I was impressed by the fit and finish of the unit out of the box. I've seen many allegedly high end products that don't have this level of finish (Cameras, turntables, TV, PC Cases, Cars, etc.). The weight is substantial. As near as I can tell by looking through the vent slots the transformer takes up at least half the case. The power lines in my house aren't very clean and I have hum issues with most A/V equipment I own, but I have yet to hear any hum (in normal conditions) from this amp when turned all the way up, even when it's been plugged into outlets that give other equipment fits. The only way to get hum is to touch an input with a finger. In normal use the background is dead silent. Good power supply.
The design is minimalist and clean. The only panel controls are power, speakers, volume and balance. It is low profile and unobtrusive and gives off very little heat, even when left on (with the volume turned down). Mine doubles as a monitor stand, LCDs only.
There are two inputs but they are auto switched. The first input is the auto switch input, as stated above. This means that if an input is detected it will switch to input 1 over input 2. It is fairly sensitive and will switch back and forth during pauses or quieter passages in the music. If you listen to a lot of Jazz, classical, or chamber music with pauses and quiet bits you will definitely want to use input 2 to prevent it from dropping out during those passages.
There is an autopower feature as well. If left on it will cause the same problems with the amp cutting out during quiet passages as the autoinput switching. However it can be disabled by a selector switch on the back of the unit. This is clearly explained in the manual. The intent is to allow the unit to be powered on remotely when used with a distributed music system. If you want a standalone system disable this feature and turn it on and off manually.
The sound is deep and rich with excellent separation, depth, and imaging. There's plenty of bass for most of what I listen too (Jazz, folk, and classic rock), and outstanding midrange. Treble does seem to roll off a bit, but that may be the speakers. Volume is more than enough to shake the walls and floor of my office and the music can be heard clearly throughout the second floor of the house. Personally I think it's more than loud enough to use as a primary system if you have a smallish living room (but with larger speakers). I haven't heard any distortion at loud volumes, but excessive line in might change that. More importantly to me the sound doesn't get muddy at low volume levels. It remains clear and detailed. I have no problem listening to most of my collection for hours on end with this amp while I work, or kicking back on the office sofa with some whiskey.
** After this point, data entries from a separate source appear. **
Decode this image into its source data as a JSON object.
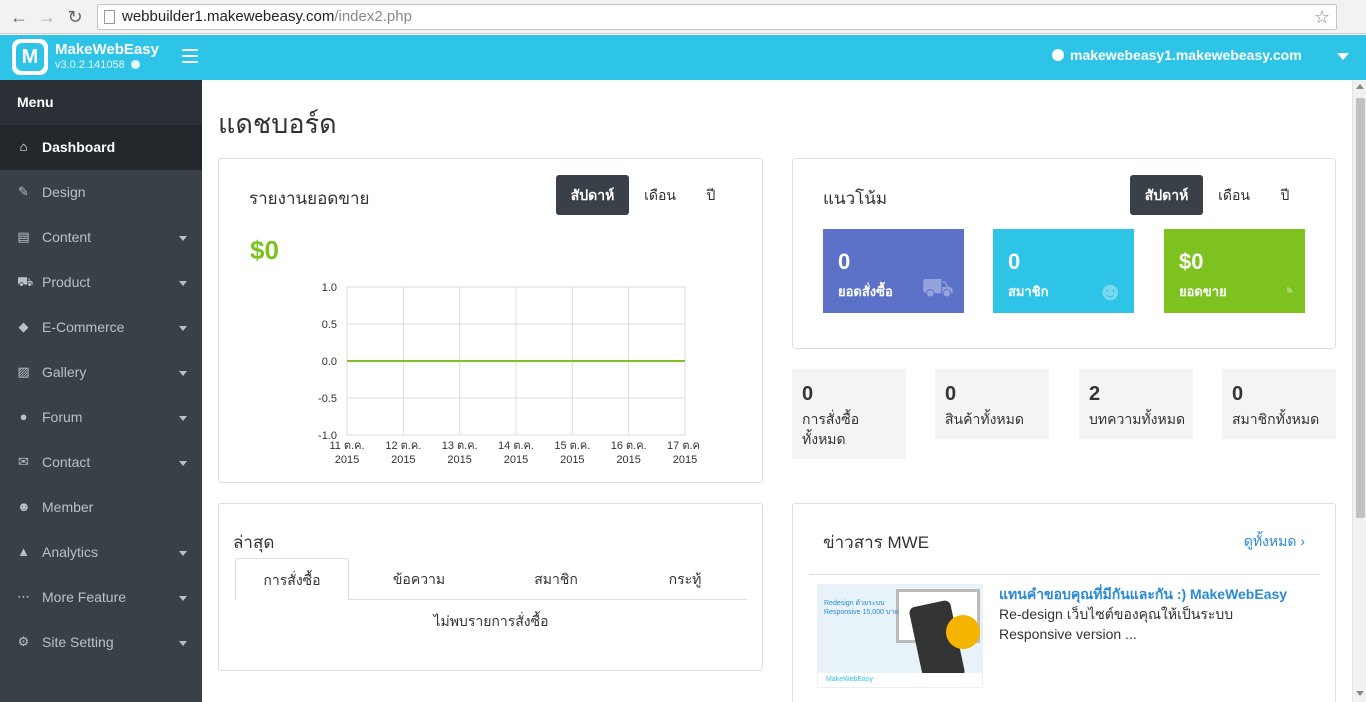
{
  "browser": {
    "url_host": "webbuilder1.makewebeasy.com",
    "url_path": "/index2.php"
  },
  "header": {
    "app_name": "MakeWebEasy",
    "version": "v3.0.2.141058",
    "site": "makewebeasy1.makewebeasy.com",
    "logo_letter": "M"
  },
  "sidebar": {
    "title": "Menu",
    "items": [
      {
        "label": "Dashboard",
        "icon": "home-icon",
        "glyph": "⌂",
        "active": true,
        "chevron": false
      },
      {
        "label": "Design",
        "icon": "brush-icon",
        "glyph": "✎",
        "active": false,
        "chevron": false
      },
      {
        "label": "Content",
        "icon": "file-icon",
        "glyph": "▤",
        "active": false,
        "chevron": true
      },
      {
        "label": "Product",
        "icon": "cart-icon",
        "glyph": "⛟",
        "active": false,
        "chevron": true
      },
      {
        "label": "E-Commerce",
        "icon": "tag-icon",
        "glyph": "◆",
        "active": false,
        "chevron": true
      },
      {
        "label": "Gallery",
        "icon": "picture-icon",
        "glyph": "▨",
        "active": false,
        "chevron": true
      },
      {
        "label": "Forum",
        "icon": "comments-icon",
        "glyph": "●",
        "active": false,
        "chevron": true
      },
      {
        "label": "Contact",
        "icon": "envelope-icon",
        "glyph": "✉",
        "active": false,
        "chevron": true
      },
      {
        "label": "Member",
        "icon": "users-icon",
        "glyph": "☻",
        "active": false,
        "chevron": false
      },
      {
        "label": "Analytics",
        "icon": "area-chart-icon",
        "glyph": "▲",
        "active": false,
        "chevron": true
      },
      {
        "label": "More Feature",
        "icon": "ellipsis-icon",
        "glyph": "⋯",
        "active": false,
        "chevron": true
      },
      {
        "label": "Site Setting",
        "icon": "gear-icon",
        "glyph": "⚙",
        "active": false,
        "chevron": true
      }
    ]
  },
  "page": {
    "title": "แดชบอร์ด"
  },
  "sales": {
    "title": "รายงานยอดขาย",
    "amount": "$0",
    "periods": [
      "สัปดาห์",
      "เดือน",
      "ปี"
    ],
    "active_period": 0
  },
  "chart_data": {
    "type": "line",
    "title": "",
    "x": [
      "11 ต.ค. 2015",
      "12 ต.ค. 2015",
      "13 ต.ค. 2015",
      "14 ต.ค. 2015",
      "15 ต.ค. 2015",
      "16 ต.ค. 2015",
      "17 ต.ค. 2015"
    ],
    "x_ticks": [
      [
        "11 ต.ค.",
        "2015"
      ],
      [
        "12 ต.ค.",
        "2015"
      ],
      [
        "13 ต.ค.",
        "2015"
      ],
      [
        "14 ต.ค.",
        "2015"
      ],
      [
        "15 ต.ค.",
        "2015"
      ],
      [
        "16 ต.ค.",
        "2015"
      ],
      [
        "17 ต.ค.",
        "2015"
      ]
    ],
    "series": [
      {
        "values": [
          0,
          0,
          0,
          0,
          0,
          0,
          0
        ],
        "color": "#7dc21e"
      }
    ],
    "ylim": [
      -1.0,
      1.0
    ],
    "y_ticks": [
      "1.0",
      "0.5",
      "0.0",
      "-0.5",
      "-1.0"
    ],
    "grid": true,
    "xlabel": "",
    "ylabel": ""
  },
  "trend": {
    "title": "แนวโน้ม",
    "periods": [
      "สัปดาห์",
      "เดือน",
      "ปี"
    ],
    "active_period": 0,
    "tiles": [
      {
        "value": "0",
        "label": "ยอดสั่งซื้อ",
        "color": "#5b72c8",
        "icon": "cart-icon",
        "glyph": "⛟"
      },
      {
        "value": "0",
        "label": "สมาชิก",
        "color": "#2ec4e8",
        "icon": "users-icon",
        "glyph": "☻"
      },
      {
        "value": "$0",
        "label": "ยอดขาย",
        "color": "#7dc21e",
        "icon": "pie-chart-icon",
        "glyph": "◔"
      }
    ]
  },
  "stats": [
    {
      "value": "0",
      "label": "การสั่งซื้อทั้งหมด"
    },
    {
      "value": "0",
      "label": "สินค้าทั้งหมด"
    },
    {
      "value": "2",
      "label": "บทความทั้งหมด"
    },
    {
      "value": "0",
      "label": "สมาชิกทั้งหมด"
    }
  ],
  "latest": {
    "title": "ล่าสุด",
    "tabs": [
      "การสั่งซื้อ",
      "ข้อความ",
      "สมาชิก",
      "กระทู้"
    ],
    "active_tab": 0,
    "empty_text": "ไม่พบรายการสั่งซื้อ"
  },
  "news": {
    "title": "ข่าวสาร MWE",
    "view_all": "ดูทั้งหมด ›",
    "items": [
      {
        "headline": "แทนคำขอบคุณที่มีกันและกัน :) MakeWebEasy",
        "body": "Re-design เว็บไซต์ของคุณให้เป็นระบบ Responsive version ...",
        "thumb_text": "Redesign ด้วยระบบ Responsive 15,000 บาท",
        "thumb_footer": "MakeWebEasy"
      }
    ]
  }
}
Most of my music files on the PC are lossless, but I do have a few dogs among the MP3 and WAV files. It's no great feat for an amp to sound good with a lossless file so I ran a few of the nastier files through it to see how it did. For the most part it took the edginess off most of the rougher files and made them almost pleasant to listen to. There are a few bad tracks that are best left to regular PC speakers, and a few FLAC files ripped from CD where bad mastering shows up more clearly now. Win some, loose some.
Nitpicks: My amp pops when turned on and off, which has the potential to damage speakers. It's not loud, but I turn the volume down before I hit the switch. I would prefer a manual input switch. Price has changed by as much as $30 on Amazon over a relatively short time.
Before buying this I listened to a friend's office setup with a Super T-Amp and a pair of Infinity Bookshelf speakers. To my ears the Amp100 sounds just as nice at lower volumes plus it can pack more of a punch when called for. It's not as compact as the Super-T or as stylish, but it fills my needs.